(Interface dataset entries)
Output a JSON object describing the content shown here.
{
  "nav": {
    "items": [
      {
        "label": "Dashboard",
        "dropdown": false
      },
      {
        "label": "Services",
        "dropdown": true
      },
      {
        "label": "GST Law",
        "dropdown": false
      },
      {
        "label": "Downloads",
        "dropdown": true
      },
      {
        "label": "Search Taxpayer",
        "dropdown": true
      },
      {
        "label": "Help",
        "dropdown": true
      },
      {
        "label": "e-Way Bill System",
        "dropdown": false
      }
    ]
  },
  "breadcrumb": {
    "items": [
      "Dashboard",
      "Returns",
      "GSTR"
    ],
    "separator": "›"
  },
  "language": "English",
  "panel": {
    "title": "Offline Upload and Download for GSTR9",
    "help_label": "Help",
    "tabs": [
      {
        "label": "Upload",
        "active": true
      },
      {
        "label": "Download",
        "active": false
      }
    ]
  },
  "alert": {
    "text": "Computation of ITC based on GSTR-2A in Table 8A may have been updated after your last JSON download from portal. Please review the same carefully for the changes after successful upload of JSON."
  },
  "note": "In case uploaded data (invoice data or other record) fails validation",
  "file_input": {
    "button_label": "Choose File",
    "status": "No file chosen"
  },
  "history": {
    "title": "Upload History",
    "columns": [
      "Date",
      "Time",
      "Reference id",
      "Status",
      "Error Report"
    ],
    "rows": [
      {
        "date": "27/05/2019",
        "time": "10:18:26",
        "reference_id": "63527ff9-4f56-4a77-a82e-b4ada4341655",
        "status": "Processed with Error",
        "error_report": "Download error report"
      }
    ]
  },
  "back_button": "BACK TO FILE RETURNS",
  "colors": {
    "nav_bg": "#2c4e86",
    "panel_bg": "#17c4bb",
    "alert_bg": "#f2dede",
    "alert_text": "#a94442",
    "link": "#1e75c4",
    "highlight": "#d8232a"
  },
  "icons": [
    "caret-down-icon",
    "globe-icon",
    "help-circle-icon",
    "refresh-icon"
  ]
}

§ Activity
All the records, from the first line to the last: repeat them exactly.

§ Written response
Output a JSON object describing the content shown here.
{
  "nav": {
    "items": [
      {
        "label": "Dashboard",
        "dropdown": false
      },
      {
        "label": "Services",
        "dropdown": true
      },
      {
        "label": "GST Law",
        "dropdown": false
      },
      {
        "label": "Downloads",
        "dropdown": true
      },
      {
        "label": "Search Taxpayer",
        "dropdown": true
      },
      {
        "label": "Help",
        "dropdown": true
      },
      {
        "label": "e-Way Bill System",
        "dropdown": false
      }
    ]
  },
  "breadcrumb": {
    "items": [
      "Dashboard",
      "Returns",
      "GSTR"
    ],
    "separator": "›"
  },
  "language": "English",
  "panel": {
    "title": "Offline Upload and Download for GSTR9",
    "help_label": "Help",
    "tabs": [
      {
        "label": "Upload",
        "active": true
      },
      {
        "label": "Download",
        "active": false
      }
    ]
  },
  "alert": {
    "text": "Computation of ITC based on GSTR-2A in Table 8A may have been updated after your last JSON download from portal. Please review the same carefully for the changes after successful upload of JSON."
  },
  "note": "In case uploaded data (invoice data or other record) fails validation",
  "file_input": {
    "button_label": "Choose File",
    "status": "No file chosen"
  },
  "history": {
    "title": "Upload History",
    "columns": [
      "Date",
      "Time",
      "Reference id",
      "Status",
      "Error Report"
    ],
    "rows": [
      {
        "date": "27/05/2019",
        "time": "10:18:26",
        "reference_id": "63527ff9-4f56-4a77-a82e-b4ada4341655",
        "status": "Processed with Error",
        "error_report": "Download error report"
      }
    ]
  },
  "back_button": "BACK TO FILE RETURNS",
  "colors": {
    "nav_bg": "#2c4e86",
    "panel_bg": "#17c4bb",
    "alert_bg": "#f2dede",
    "alert_text": "#a94442",
    "link": "#1e75c4",
    "highlight": "#d8232a"
  },
  "icons": [
    "caret-down-icon",
    "globe-icon",
    "help-circle-icon",
    "refresh-icon"
  ]
}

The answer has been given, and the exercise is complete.